That orthodoxy is no different than the rigidity of the football team at school.
I think a lot of us believe this because we grew up seeing the rigidity of our parents and grandparents, uncles and aunts.
Here he finds the ground prepared for the anti-semitic attack on rigidity, stubbornness, inflexibility as Jewish qualities.
It has since shed much of that rigidity, and the result has been positive.
A great many surprises must open out in real life as in great fiction, or we descend into the rigidity of myth.
The face of the great general, usually masking so completely his strongest feelings, lost now its rigidity.
Cody's planes are noted for their neatness, rigidity and smoothness.
The grayness and the rigidity of her features clashed bizarrely with the brilliant coloring of her gown.
In certain cases, however, the instinct loses its rigidity and automatism.
Whether or not it does work on another body depends on the rigidity of the body it acts upon.

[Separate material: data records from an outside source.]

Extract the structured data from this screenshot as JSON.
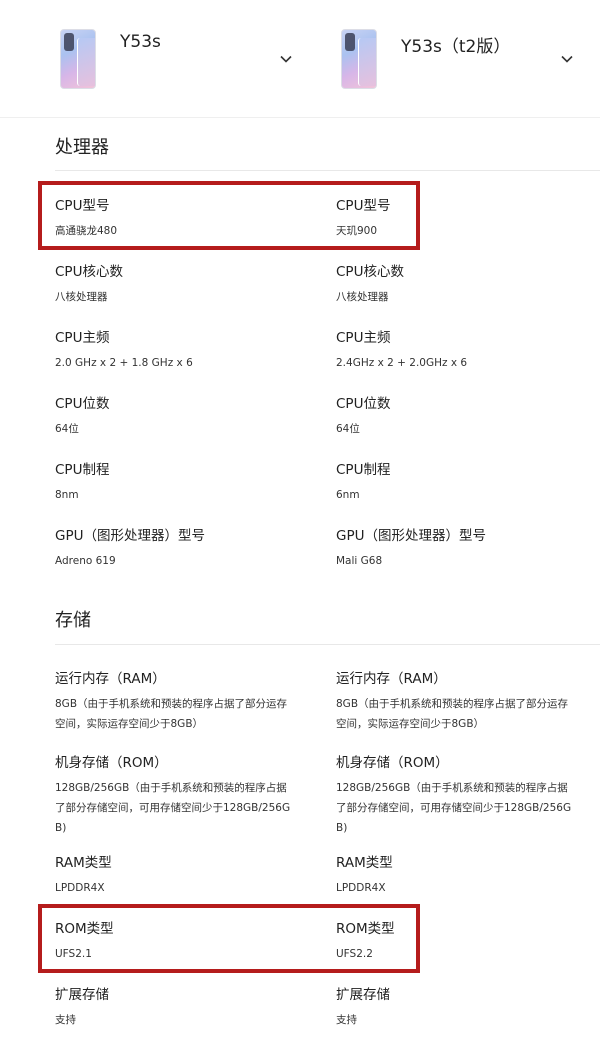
{
  "header": {
    "left_model": "Y53s",
    "right_model": "Y53s（t2版）"
  },
  "sections": {
    "processor": "处理器",
    "storage": "存储"
  },
  "specs": [
    {
      "label": "CPU型号",
      "left": "高通骁龙480",
      "right": "天玑900"
    },
    {
      "label": "CPU核心数",
      "left": "八核处理器",
      "right": "八核处理器"
    },
    {
      "label": "CPU主频",
      "left": "2.0 GHz x 2 + 1.8 GHz x 6",
      "right": "2.4GHz x 2 + 2.0GHz x 6"
    },
    {
      "label": "CPU位数",
      "left": "64位",
      "right": "64位"
    },
    {
      "label": "CPU制程",
      "left": "8nm",
      "right": "6nm"
    },
    {
      "label": "GPU（图形处理器）型号",
      "left": "Adreno 619",
      "right": "Mali G68"
    },
    {
      "label": "运行内存（RAM）",
      "left": "8GB（由于手机系统和预装的程序占据了部分运存空间，实际运存空间少于8GB）",
      "right": "8GB（由于手机系统和预装的程序占据了部分运存空间，实际运存空间少于8GB）"
    },
    {
      "label": "机身存储（ROM）",
      "left": "128GB/256GB（由于手机系统和预装的程序占据了部分存储空间，可用存储空间少于128GB/256GB)",
      "right": "128GB/256GB（由于手机系统和预装的程序占据了部分存储空间，可用存储空间少于128GB/256GB)"
    },
    {
      "label": "RAM类型",
      "left": "LPDDR4X",
      "right": "LPDDR4X"
    },
    {
      "label": "ROM类型",
      "left": "UFS2.1",
      "right": "UFS2.2"
    },
    {
      "label": "扩展存储",
      "left": "支持",
      "right": "支持"
    }
  ],
  "colors": {
    "highlight": "#b51c1c"
  }
}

early 15c., from Latin rigidus "hard, stiff, rough, severe," from rigere "be stiff," from PIE *reig- "stretch (tight), bind tightly, make fast" (cf. Old Irish riag "torture," Middle High German ric "band, string"). Related: Rigidly.
rigidity ri·gid·i·ty (rĭ-jĭd'ĭ-tē)

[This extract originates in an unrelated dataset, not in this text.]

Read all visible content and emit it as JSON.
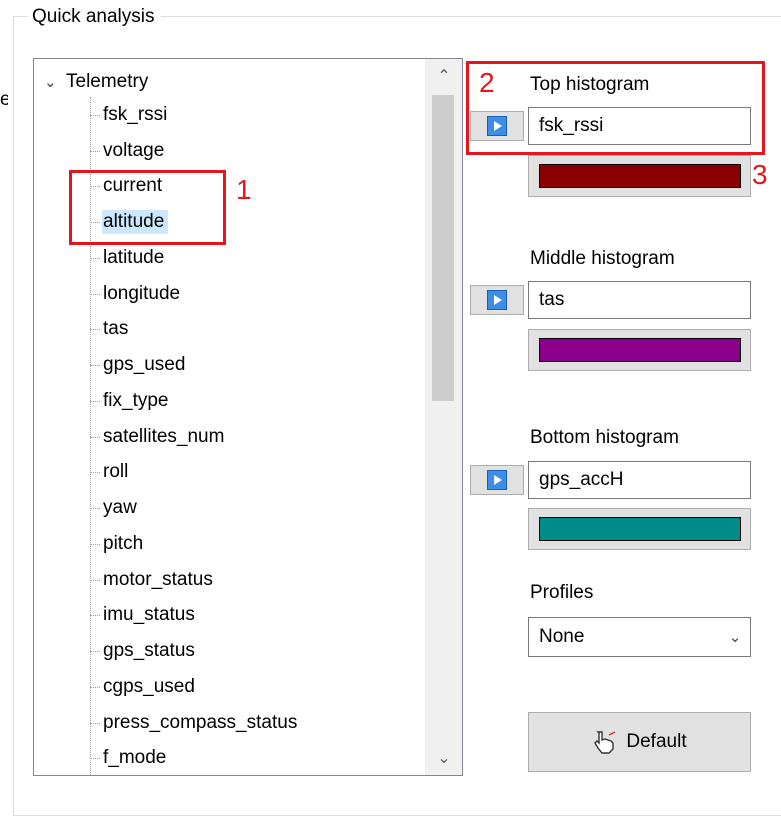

The quality or state of stiffness or inflexibility. Also called rigor.
An aspect of the personality characterized by resistance to change.